The Start / Stop button is perfect for a manual blend in that you have full control. The Pulse feature comes in handy in you like to create salsa or sauce’s such as bolognese that require a little texture.
I’ve always been a firm believer of you get what you pay in life and the same is to be said in the blending world. While the IQ is far cheaper than its rivals – the cheaper cost lends the blender to a host of potential issue you don’t get with the traditional – more expensive brands.
The down side to the price is the overall build quality. Ninja use plastic gears that connect the drive socket to the blade housing. Given the extra powerful motor, the plastic is not as durable, leading to issues if used constantly.
While there are suction cups on bottom of the blender to hold it in place, this tends to cause a fair amount of vibration while in use. I cant help but wonder why they didn’t use traditional rubber feet as it makes the unit more portable and they act as an insulator against the friction.
If you are not a fan of using ice in you smoothies or have none at hand, you won’t want to use the Auto-IQ Ultra Blend setting. The heat generated by the powerful motor will leave you with a warm smoothie – yuck! At times when using this feature, the blade housing can be difficult to remove from the cup.
One other small draw back worth noting is the cups. More and more, I’m starting to see double walled cups (or insulated) come standard with blenders – or at least they did with my Vitamix. Double walled cups are great as they keep their temperature for longer if used for portability – like mine. This would have been a nice touch by Ninja.
And The Ugly
There is are two major design faults with this unit. After scouring though countless reviews and customer feedbacks, these are the 2 biggies that you need to be aware of. These are the Gasket Ring (round plastic seal) and the Plastic Tabs on the cups that lock the container on to the base – signalling the device ready for use.
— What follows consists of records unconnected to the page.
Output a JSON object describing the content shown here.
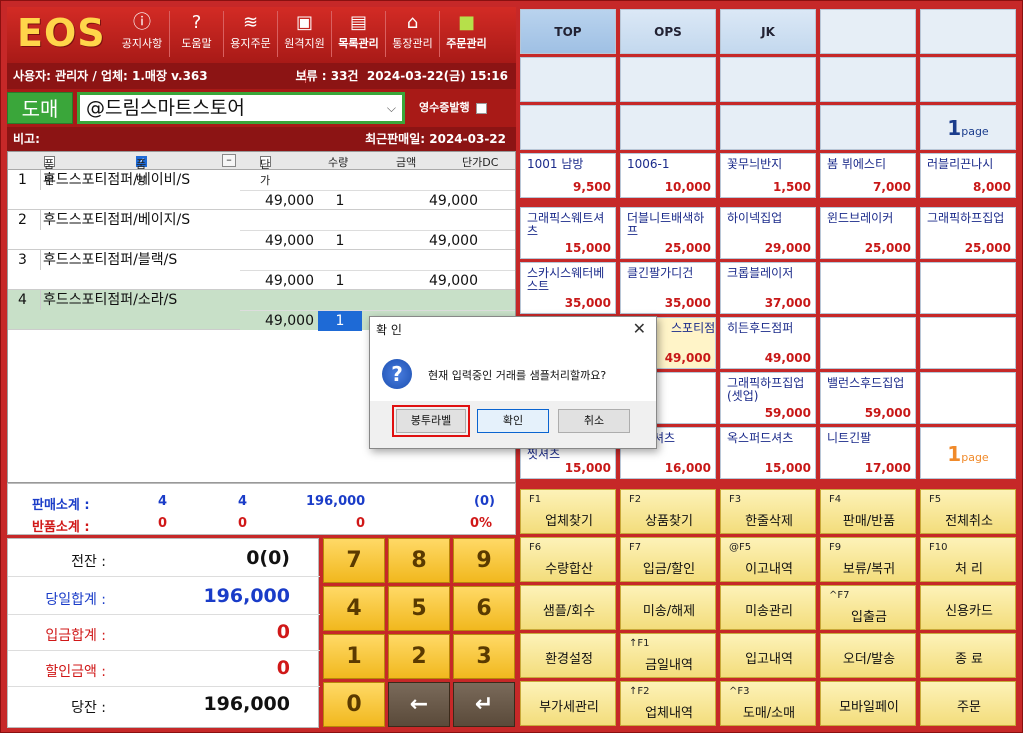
{
  "header": {
    "logo": "EOS",
    "menu": [
      {
        "label": "공지사항",
        "icon": "alert-icon"
      },
      {
        "label": "도움말",
        "icon": "help-icon"
      },
      {
        "label": "용지주문",
        "icon": "layers-icon"
      },
      {
        "label": "원격지원",
        "icon": "monitor-icon"
      },
      {
        "label": "목록관리",
        "icon": "book-icon"
      },
      {
        "label": "통장관리",
        "icon": "bank-icon"
      },
      {
        "label": "주문관리",
        "icon": "box-icon"
      }
    ]
  },
  "info": {
    "user": "사용자: 관리자 / 업체: 1.매장 v.363",
    "hold": "보류 : 33건",
    "datetime": "2024-03-22(금) 15:16"
  },
  "customer": {
    "type": "도매",
    "name": "@드림스마트스토어",
    "receipt": "영수증발행"
  },
  "memo": {
    "label": "비고:",
    "last_sale": "최근판매일: 2024-03-22"
  },
  "table": {
    "headers": [
      "품번",
      "품명",
      "단가",
      "수량",
      "금액",
      "단가DC"
    ],
    "rows": [
      {
        "no": "1",
        "name": "후드스포티점퍼/네이비/S",
        "price": "49,000",
        "qty": "1",
        "amount": "49,000"
      },
      {
        "no": "2",
        "name": "후드스포티점퍼/베이지/S",
        "price": "49,000",
        "qty": "1",
        "amount": "49,000"
      },
      {
        "no": "3",
        "name": "후드스포티점퍼/블랙/S",
        "price": "49,000",
        "qty": "1",
        "amount": "49,000"
      },
      {
        "no": "4",
        "name": "후드스포티점퍼/소라/S",
        "price": "49,000",
        "qty": "1",
        "amount": ""
      }
    ]
  },
  "subtotal": {
    "sale_label": "판매소계 :",
    "sale": [
      "4",
      "4",
      "196,000",
      "(0)"
    ],
    "return_label": "반품소계 :",
    "ret": [
      "0",
      "0",
      "0",
      "0%"
    ]
  },
  "summary": [
    {
      "k": "전잔 :",
      "v": "0(0)"
    },
    {
      "k": "당일합계 :",
      "v": "196,000"
    },
    {
      "k": "입금합계 :",
      "v": "0"
    },
    {
      "k": "할인금액 :",
      "v": "0"
    },
    {
      "k": "당잔 :",
      "v": "196,000"
    }
  ],
  "keypad": [
    "7",
    "8",
    "9",
    "4",
    "5",
    "6",
    "1",
    "2",
    "3",
    "0",
    "←",
    "↵"
  ],
  "tabs": [
    "TOP",
    "OPS",
    "JK"
  ],
  "page": {
    "num": "1",
    "word": "page"
  },
  "items": [
    {
      "name": "1001 남방",
      "price": "9,500"
    },
    {
      "name": "1006-1",
      "price": "10,000"
    },
    {
      "name": "꽃무늬반지",
      "price": "1,500"
    },
    {
      "name": "봄 뷔에스티",
      "price": "7,000"
    },
    {
      "name": "러블리끈나시",
      "price": "8,000"
    },
    {
      "name": "그래픽스웨트셔츠",
      "price": "15,000"
    },
    {
      "name": "더블니트배색하프",
      "price": "25,000"
    },
    {
      "name": "하이넥집업",
      "price": "29,000"
    },
    {
      "name": "윈드브레이커",
      "price": "25,000"
    },
    {
      "name": "그래픽하프집업",
      "price": "25,000"
    },
    {
      "name": "스카시스웨터베스트",
      "price": "35,000"
    },
    {
      "name": "클긴팔가디건",
      "price": "35,000"
    },
    {
      "name": "크롭블레이저",
      "price": "37,000"
    },
    {
      "name": "스포티점",
      "price": "49,000"
    },
    {
      "name": "히든후드점퍼",
      "price": "49,000"
    },
    {
      "name": "그래픽하프집업(셋업)",
      "price": "59,000"
    },
    {
      "name": "밸런스후드집업",
      "price": "59,000"
    },
    {
      "name": "찟셔츠",
      "price": "15,000"
    },
    {
      "name": "셔츠",
      "price": "16,000"
    },
    {
      "name": "옥스퍼드셔츠",
      "price": "15,000"
    },
    {
      "name": "니트긴팔",
      "price": "17,000"
    }
  ],
  "functions": [
    {
      "k": "F1",
      "l": "업체찾기"
    },
    {
      "k": "F2",
      "l": "상품찾기"
    },
    {
      "k": "F3",
      "l": "한줄삭제"
    },
    {
      "k": "F4",
      "l": "판매/반품"
    },
    {
      "k": "F5",
      "l": "전체취소"
    },
    {
      "k": "F6",
      "l": "수량합산"
    },
    {
      "k": "F7",
      "l": "입금/할인"
    },
    {
      "k": "@F5",
      "l": "이고내역"
    },
    {
      "k": "F9",
      "l": "보류/복귀"
    },
    {
      "k": "F10",
      "l": "처   리"
    },
    {
      "k": "",
      "l": "샘플/회수"
    },
    {
      "k": "",
      "l": "미송/해제"
    },
    {
      "k": "",
      "l": "미송관리"
    },
    {
      "k": "^F7",
      "l": "입출금"
    },
    {
      "k": "",
      "l": "신용카드"
    },
    {
      "k": "",
      "l": "환경설정"
    },
    {
      "k": "↑F1",
      "l": "금일내역"
    },
    {
      "k": "",
      "l": "입고내역"
    },
    {
      "k": "",
      "l": "오더/발송"
    },
    {
      "k": "",
      "l": "종   료"
    },
    {
      "k": "",
      "l": "부가세관리"
    },
    {
      "k": "↑F2",
      "l": "업체내역"
    },
    {
      "k": "^F3",
      "l": "도매/소매"
    },
    {
      "k": "",
      "l": "모바일페이"
    },
    {
      "k": "",
      "l": "주문"
    }
  ],
  "dialog": {
    "title": "확 인",
    "message": "현재 입력중인 거래를 샘플처리할까요?",
    "buttons": [
      "봉투라벨",
      "확인",
      "취소"
    ]
  }
}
The biggest issue with the Nutri Ninja Auto IQ is the Gasket Ring. It’s not clearly visible, nor is it mentioned in the instruction manual that this needs to be cleaned – regularly. People first notice this as a foul odour emanating from the blender. After searching, most don’t find it and search online for the possible cause. Ninja are aware but there’s nothing they can do.
The issue is that it’s impossible to get at without the aid of a paper clip or homemade tool you can jimmy up. The ring is located in the blade housing where you screw on the cup. Its job is to prevent leaks during operation. You need to be careful with it as there are no official replacement parts should you break it – the base would need to be sent in under warranty.
It’s important to keep this area clean or it can lead to food poisoning or god know what!
The next common issue that people face with the blender are the Plastic Tabs that lock the cup securely into place. These often wear down over with constant repetitive use and can wear so thin they either don’t lock in properly or snap off all together.
The tabs act firstly as a safety meconium securing the cup to the base for the wild ride ahead. Secondly they signal to the blender the cups in place so the unit can turn on. People don’t realise this and think its stopped working and send it in for a replacement. The good new here is that Ninja sell the cups through Amazon should you need replacements.
When all’s said and done, the Nutri Ninja Auto IQ isn’t a bad machine – in my personal opinion. Now that I have armed you with the positives and pitfalls of the machine, you should have a firm idea if the machine is for you.
If you don’t mind pulling out the gasket ring every now and again and are happy to replace the cups should the tabs wear thin, the Nutri Ninja Auto IQ is defiantly worth consideration. The result you achieve blender are great for what you pay.
For those not quite sold on the Ninja I can highly recommend the Vitamix S30. Its my favourite blender and the one I have been using for the past year. It’s never let me down and creates anything I place before it – be it smoothies, hot soups, crushed ice for cocktails or salsa.